━━ Supplied entries ━━

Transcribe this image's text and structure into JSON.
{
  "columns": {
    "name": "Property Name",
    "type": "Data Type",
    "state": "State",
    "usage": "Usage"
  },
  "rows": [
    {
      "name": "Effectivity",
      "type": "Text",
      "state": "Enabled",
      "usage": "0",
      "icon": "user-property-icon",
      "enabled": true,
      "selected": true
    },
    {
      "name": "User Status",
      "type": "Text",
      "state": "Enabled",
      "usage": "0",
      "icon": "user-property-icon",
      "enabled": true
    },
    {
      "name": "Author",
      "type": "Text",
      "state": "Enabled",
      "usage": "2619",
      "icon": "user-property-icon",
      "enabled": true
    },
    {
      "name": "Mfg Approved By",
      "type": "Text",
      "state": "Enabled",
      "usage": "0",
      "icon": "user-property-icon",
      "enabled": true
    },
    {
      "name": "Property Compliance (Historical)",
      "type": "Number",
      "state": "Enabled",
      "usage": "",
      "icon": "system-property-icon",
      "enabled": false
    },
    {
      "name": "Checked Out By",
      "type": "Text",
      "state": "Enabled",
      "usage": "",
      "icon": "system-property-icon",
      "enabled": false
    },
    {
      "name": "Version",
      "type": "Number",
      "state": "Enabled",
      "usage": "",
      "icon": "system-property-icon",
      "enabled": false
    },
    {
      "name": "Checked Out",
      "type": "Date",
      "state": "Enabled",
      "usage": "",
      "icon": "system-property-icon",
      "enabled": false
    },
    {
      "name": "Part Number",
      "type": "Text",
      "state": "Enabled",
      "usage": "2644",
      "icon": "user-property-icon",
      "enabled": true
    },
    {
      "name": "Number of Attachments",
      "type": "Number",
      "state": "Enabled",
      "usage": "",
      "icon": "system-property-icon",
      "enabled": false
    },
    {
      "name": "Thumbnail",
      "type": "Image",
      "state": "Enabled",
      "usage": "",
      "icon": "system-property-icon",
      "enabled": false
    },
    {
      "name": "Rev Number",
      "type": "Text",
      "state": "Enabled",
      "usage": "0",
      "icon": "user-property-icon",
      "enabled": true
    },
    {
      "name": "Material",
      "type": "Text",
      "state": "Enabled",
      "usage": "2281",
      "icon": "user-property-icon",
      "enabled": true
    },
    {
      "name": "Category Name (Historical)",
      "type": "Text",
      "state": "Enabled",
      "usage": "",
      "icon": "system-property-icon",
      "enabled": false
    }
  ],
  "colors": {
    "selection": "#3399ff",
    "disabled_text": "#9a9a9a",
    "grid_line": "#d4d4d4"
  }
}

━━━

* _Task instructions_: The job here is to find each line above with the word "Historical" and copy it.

* _Answer for this exercise_:
      "name": "Property Compliance (Historical)",
      "name": "Category Name (Historical)",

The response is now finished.